#### [What you have to do]
Please copy each line in the records below that contains the string "JSON".

#### [Provided records]

· · · ·

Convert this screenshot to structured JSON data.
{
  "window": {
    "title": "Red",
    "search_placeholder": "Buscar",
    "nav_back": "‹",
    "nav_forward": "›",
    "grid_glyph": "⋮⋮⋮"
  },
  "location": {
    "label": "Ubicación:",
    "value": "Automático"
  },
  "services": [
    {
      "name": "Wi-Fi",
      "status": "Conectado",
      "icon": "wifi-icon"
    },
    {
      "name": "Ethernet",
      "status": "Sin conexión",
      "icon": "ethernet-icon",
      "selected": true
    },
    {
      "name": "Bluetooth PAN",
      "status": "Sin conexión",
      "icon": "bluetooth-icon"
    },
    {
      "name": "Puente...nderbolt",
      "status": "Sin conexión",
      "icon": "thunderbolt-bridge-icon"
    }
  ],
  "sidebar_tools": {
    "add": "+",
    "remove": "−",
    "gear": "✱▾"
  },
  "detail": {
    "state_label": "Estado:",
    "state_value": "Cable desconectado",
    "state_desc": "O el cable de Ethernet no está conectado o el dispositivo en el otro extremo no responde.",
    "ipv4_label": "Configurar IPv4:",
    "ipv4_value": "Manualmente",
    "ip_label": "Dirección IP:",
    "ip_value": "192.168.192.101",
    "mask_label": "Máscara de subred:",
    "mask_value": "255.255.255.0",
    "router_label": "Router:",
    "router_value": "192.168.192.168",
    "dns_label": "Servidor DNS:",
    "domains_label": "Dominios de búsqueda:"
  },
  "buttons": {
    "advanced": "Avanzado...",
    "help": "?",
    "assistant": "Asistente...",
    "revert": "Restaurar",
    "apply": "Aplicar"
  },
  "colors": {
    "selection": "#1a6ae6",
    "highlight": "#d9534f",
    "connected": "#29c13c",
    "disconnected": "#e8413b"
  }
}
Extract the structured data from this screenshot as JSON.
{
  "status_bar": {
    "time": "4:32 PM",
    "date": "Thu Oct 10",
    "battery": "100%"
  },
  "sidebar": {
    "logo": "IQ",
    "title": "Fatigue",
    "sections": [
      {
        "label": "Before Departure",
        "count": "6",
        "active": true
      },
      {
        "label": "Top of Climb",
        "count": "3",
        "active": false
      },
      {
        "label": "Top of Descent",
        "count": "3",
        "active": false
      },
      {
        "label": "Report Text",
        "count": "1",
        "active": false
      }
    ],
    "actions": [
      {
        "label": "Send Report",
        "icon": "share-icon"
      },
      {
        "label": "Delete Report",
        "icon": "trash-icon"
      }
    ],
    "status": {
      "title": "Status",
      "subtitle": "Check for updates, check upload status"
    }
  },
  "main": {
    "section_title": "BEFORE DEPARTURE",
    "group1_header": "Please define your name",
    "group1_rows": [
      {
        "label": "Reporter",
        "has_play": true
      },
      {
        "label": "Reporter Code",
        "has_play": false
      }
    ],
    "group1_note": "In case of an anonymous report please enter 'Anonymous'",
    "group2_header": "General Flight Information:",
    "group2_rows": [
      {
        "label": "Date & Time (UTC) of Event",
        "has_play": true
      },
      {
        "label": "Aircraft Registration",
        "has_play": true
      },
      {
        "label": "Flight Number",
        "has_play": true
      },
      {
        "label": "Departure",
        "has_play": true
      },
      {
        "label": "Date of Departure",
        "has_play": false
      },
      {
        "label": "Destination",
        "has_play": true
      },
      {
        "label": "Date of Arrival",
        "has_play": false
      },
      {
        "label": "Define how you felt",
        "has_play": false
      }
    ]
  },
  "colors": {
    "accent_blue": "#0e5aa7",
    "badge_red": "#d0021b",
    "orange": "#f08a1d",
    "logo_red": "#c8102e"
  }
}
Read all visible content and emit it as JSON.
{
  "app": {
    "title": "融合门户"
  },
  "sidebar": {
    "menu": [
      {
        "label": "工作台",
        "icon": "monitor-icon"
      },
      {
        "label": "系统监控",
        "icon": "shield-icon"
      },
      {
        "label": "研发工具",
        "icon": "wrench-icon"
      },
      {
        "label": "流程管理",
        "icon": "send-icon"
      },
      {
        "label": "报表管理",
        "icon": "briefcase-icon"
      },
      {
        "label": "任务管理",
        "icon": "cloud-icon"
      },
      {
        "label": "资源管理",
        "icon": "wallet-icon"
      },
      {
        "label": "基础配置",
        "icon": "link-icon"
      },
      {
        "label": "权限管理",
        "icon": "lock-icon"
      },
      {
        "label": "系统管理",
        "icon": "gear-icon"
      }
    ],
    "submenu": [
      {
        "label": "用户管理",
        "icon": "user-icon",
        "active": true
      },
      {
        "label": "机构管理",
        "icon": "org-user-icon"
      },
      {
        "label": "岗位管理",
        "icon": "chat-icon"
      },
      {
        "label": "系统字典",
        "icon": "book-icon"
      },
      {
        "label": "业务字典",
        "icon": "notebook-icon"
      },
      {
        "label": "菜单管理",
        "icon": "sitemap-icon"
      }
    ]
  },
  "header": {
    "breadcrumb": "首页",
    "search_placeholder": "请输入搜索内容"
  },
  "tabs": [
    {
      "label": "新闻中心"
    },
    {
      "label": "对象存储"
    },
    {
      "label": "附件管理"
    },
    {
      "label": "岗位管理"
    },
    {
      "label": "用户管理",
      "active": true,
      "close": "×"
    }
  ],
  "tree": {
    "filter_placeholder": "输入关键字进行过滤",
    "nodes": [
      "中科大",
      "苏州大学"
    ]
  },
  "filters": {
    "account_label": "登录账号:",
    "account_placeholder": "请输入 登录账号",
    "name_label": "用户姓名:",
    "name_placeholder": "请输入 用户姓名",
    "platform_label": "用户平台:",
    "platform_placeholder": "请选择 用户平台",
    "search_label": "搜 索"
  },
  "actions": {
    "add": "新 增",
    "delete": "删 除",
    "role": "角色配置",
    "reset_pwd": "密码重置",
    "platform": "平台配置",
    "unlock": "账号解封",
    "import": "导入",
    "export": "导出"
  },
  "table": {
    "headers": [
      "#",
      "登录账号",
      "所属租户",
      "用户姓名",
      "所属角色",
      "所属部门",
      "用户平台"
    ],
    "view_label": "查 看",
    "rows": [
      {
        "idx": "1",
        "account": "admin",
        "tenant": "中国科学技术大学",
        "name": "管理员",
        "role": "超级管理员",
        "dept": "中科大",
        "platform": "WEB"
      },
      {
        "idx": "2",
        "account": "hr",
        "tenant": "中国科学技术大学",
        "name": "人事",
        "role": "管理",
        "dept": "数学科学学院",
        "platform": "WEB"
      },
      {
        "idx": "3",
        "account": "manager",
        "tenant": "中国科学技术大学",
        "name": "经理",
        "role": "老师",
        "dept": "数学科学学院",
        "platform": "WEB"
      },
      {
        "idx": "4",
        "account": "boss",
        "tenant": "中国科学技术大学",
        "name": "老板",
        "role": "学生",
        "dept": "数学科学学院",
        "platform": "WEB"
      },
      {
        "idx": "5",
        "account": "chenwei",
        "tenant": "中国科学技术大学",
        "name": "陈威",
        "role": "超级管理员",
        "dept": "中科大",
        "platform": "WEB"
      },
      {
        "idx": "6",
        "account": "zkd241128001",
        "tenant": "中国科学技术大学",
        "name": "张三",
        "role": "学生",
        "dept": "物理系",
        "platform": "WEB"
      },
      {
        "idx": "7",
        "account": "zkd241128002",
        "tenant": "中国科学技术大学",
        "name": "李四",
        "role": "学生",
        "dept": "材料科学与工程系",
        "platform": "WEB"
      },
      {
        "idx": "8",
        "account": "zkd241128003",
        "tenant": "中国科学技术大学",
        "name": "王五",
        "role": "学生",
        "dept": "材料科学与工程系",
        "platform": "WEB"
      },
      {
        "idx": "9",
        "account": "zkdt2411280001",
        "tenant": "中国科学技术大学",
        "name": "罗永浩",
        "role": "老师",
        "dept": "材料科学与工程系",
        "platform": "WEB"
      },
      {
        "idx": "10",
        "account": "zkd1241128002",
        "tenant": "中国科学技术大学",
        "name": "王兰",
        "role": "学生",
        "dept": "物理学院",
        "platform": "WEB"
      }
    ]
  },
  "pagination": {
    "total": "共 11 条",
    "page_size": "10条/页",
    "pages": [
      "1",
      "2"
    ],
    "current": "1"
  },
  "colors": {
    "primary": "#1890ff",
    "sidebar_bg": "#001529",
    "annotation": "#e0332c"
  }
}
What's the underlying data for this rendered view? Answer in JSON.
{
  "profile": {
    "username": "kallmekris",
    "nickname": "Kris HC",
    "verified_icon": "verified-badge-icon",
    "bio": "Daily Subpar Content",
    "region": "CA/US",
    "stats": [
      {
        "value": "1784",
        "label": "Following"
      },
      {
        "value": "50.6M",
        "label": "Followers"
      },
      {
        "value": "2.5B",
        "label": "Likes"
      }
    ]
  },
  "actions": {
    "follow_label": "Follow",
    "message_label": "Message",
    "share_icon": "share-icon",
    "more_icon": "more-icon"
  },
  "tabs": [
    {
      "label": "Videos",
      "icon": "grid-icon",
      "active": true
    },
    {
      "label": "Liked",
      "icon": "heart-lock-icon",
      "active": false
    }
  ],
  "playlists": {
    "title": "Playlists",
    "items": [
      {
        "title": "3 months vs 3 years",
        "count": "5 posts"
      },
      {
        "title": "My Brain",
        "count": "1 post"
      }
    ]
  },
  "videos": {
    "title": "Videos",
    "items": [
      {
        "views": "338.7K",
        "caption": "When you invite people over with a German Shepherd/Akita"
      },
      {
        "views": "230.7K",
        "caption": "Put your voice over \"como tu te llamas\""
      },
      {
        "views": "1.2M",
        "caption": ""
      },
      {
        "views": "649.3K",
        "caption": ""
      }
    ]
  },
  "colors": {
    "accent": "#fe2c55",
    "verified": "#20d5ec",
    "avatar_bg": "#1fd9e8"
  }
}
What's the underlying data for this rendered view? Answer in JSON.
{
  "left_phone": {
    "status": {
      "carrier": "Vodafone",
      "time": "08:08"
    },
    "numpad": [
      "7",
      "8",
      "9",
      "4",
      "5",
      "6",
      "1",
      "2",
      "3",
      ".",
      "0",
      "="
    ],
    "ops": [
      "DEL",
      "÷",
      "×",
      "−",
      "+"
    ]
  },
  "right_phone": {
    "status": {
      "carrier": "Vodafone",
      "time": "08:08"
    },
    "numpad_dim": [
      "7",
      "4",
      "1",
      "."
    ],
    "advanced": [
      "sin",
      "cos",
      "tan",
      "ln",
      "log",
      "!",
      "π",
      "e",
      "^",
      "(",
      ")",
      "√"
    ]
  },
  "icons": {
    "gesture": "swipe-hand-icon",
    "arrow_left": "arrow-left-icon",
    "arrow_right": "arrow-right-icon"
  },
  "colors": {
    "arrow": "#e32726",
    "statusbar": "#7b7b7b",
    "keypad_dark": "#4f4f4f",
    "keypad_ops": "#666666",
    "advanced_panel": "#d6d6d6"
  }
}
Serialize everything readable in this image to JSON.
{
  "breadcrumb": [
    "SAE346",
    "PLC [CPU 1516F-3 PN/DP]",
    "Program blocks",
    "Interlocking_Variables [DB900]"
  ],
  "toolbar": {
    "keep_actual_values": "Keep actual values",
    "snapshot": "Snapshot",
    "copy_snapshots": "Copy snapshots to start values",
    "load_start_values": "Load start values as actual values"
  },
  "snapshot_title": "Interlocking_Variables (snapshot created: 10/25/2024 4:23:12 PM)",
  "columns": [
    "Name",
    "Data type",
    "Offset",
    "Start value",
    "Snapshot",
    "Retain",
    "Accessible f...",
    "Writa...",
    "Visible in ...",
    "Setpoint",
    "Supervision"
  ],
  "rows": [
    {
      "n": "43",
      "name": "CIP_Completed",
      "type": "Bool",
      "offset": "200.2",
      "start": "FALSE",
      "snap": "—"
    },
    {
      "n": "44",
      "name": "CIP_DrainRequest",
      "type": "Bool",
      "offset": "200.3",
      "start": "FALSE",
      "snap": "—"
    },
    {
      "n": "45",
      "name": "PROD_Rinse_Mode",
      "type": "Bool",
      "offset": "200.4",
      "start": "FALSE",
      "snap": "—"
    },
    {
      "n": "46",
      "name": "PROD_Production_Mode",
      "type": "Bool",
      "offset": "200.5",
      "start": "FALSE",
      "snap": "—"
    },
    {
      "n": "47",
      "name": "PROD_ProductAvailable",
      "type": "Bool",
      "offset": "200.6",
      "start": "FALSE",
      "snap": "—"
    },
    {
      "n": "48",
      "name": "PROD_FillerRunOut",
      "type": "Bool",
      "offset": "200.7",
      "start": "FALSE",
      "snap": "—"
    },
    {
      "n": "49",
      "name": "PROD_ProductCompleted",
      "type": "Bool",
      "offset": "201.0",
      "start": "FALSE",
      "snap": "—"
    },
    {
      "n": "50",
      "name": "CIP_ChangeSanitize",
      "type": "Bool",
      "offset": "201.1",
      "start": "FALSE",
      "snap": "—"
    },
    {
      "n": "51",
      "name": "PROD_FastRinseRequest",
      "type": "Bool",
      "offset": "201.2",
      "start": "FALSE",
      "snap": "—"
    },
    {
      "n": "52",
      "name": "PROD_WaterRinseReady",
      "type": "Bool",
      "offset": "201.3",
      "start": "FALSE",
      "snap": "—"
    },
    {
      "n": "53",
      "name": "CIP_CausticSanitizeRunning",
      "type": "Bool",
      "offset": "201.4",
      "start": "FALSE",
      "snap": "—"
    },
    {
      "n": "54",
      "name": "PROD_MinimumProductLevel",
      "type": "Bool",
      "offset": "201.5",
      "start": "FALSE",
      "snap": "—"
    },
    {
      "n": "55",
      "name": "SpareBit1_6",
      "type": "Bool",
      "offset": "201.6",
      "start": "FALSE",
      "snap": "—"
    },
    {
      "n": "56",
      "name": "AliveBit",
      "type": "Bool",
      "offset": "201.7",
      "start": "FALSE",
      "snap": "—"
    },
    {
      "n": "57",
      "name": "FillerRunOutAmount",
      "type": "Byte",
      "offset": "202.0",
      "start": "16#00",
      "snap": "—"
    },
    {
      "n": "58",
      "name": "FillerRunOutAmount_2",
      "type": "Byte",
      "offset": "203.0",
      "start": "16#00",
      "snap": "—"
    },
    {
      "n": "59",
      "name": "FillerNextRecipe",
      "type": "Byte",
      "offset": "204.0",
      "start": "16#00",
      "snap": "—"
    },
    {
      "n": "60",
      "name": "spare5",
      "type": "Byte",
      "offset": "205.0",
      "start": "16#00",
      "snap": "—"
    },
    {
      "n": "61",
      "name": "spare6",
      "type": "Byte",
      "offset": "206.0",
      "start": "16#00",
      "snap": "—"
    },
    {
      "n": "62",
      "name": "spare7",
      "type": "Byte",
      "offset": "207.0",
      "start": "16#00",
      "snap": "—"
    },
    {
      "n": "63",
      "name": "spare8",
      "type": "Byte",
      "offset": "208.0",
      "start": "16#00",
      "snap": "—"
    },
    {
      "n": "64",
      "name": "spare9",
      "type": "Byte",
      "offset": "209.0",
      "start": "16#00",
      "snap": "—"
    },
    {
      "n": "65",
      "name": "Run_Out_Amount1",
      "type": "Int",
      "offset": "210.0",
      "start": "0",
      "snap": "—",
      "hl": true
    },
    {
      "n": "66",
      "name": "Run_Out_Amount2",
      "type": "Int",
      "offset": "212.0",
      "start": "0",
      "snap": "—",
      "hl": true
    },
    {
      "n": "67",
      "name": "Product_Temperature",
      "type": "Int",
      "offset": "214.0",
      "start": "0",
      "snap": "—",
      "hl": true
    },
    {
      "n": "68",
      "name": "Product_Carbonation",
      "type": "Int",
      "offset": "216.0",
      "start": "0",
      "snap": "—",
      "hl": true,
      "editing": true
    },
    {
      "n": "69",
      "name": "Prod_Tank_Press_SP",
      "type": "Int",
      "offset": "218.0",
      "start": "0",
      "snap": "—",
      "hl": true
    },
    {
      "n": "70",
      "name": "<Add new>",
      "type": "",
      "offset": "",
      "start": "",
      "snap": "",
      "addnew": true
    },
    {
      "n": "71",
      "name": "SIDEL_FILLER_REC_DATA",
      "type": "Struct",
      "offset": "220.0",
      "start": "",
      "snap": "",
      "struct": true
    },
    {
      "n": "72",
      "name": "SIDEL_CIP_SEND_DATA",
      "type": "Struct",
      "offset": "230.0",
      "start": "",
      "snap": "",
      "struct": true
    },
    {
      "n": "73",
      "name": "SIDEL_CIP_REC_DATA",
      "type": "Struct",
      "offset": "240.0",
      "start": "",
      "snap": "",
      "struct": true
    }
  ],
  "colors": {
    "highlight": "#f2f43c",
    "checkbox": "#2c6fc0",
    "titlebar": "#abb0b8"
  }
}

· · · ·

#### [Written solution]
Convert this screenshot to structured JSON data.
Extract the structured data from this screenshot as JSON.
Read all visible content and emit it as JSON.
What's the underlying data for this rendered view? Answer in JSON.
What's the underlying data for this rendered view? Answer in JSON.
Serialize everything readable in this image to JSON.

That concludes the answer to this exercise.